**What the exercise asks:**
What the task needs is the data below, written out verbatim.

**Records for the exercise:**
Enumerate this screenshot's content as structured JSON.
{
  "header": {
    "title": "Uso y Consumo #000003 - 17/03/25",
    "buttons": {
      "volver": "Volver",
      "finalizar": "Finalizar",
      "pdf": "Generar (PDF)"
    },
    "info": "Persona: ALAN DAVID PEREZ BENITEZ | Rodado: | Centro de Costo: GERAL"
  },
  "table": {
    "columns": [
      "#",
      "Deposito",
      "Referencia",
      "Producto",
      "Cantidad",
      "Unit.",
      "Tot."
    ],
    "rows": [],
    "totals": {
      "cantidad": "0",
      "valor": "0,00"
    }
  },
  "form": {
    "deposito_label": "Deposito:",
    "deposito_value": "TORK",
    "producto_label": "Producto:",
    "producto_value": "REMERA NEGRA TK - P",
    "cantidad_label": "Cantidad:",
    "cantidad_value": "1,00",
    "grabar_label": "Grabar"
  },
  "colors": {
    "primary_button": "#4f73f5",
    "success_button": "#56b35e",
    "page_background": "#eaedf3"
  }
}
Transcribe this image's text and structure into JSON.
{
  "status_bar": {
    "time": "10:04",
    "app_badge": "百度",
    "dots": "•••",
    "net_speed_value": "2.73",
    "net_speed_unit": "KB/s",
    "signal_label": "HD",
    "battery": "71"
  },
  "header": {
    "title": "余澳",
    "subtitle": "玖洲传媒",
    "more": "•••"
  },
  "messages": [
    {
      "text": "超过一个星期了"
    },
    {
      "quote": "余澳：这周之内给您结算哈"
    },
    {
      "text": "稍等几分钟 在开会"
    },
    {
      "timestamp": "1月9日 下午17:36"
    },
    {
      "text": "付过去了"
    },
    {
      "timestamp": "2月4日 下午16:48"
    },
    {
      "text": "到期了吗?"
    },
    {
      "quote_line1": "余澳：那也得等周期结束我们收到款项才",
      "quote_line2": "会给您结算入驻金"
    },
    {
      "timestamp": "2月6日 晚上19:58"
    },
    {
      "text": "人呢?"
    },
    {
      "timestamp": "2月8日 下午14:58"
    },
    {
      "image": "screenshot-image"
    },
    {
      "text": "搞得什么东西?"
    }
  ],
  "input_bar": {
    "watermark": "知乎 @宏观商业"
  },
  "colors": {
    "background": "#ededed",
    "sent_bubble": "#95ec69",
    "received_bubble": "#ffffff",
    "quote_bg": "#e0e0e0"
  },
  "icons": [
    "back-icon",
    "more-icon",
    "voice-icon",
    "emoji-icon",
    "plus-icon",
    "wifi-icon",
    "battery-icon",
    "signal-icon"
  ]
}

**Answer box:**
Enumerate this screenshot's content as structured JSON.
{
  "header": {
    "title": "Uso y Consumo #000003 - 17/03/25",
    "buttons": {
      "volver": "Volver",
      "finalizar": "Finalizar",
      "pdf": "Generar (PDF)"
    },
    "info": "Persona: ALAN DAVID PEREZ BENITEZ | Rodado: | Centro de Costo: GERAL"
  },
  "table": {
    "columns": [
      "#",
      "Deposito",
      "Referencia",
      "Producto",
      "Cantidad",
      "Unit.",
      "Tot."
    ],
    "rows": [],
    "totals": {
      "cantidad": "0",
      "valor": "0,00"
    }
  },
  "form": {
    "deposito_label": "Deposito:",
    "deposito_value": "TORK",
    "producto_label": "Producto:",
    "producto_value": "REMERA NEGRA TK - P",
    "cantidad_label": "Cantidad:",
    "cantidad_value": "1,00",
    "grabar_label": "Grabar"
  },
  "colors": {
    "primary_button": "#4f73f5",
    "success_button": "#56b35e",
    "page_background": "#eaedf3"
  }
}
Transcribe this image's text and structure into JSON.
{
  "status_bar": {
    "time": "10:04",
    "app_badge": "百度",
    "dots": "•••",
    "net_speed_value": "2.73",
    "net_speed_unit": "KB/s",
    "signal_label": "HD",
    "battery": "71"
  },
  "header": {
    "title": "余澳",
    "subtitle": "玖洲传媒",
    "more": "•••"
  },
  "messages": [
    {
      "text": "超过一个星期了"
    },
    {
      "quote": "余澳：这周之内给您结算哈"
    },
    {
      "text": "稍等几分钟 在开会"
    },
    {
      "timestamp": "1月9日 下午17:36"
    },
    {
      "text": "付过去了"
    },
    {
      "timestamp": "2月4日 下午16:48"
    },
    {
      "text": "到期了吗?"
    },
    {
      "quote_line1": "余澳：那也得等周期结束我们收到款项才",
      "quote_line2": "会给您结算入驻金"
    },
    {
      "timestamp": "2月6日 晚上19:58"
    },
    {
      "text": "人呢?"
    },
    {
      "timestamp": "2月8日 下午14:58"
    },
    {
      "image": "screenshot-image"
    },
    {
      "text": "搞得什么东西?"
    }
  ],
  "input_bar": {
    "watermark": "知乎 @宏观商业"
  },
  "colors": {
    "background": "#ededed",
    "sent_bubble": "#95ec69",
    "received_bubble": "#ffffff",
    "quote_bg": "#e0e0e0"
  },
  "icons": [
    "back-icon",
    "more-icon",
    "voice-icon",
    "emoji-icon",
    "plus-icon",
    "wifi-icon",
    "battery-icon",
    "signal-icon"
  ]
}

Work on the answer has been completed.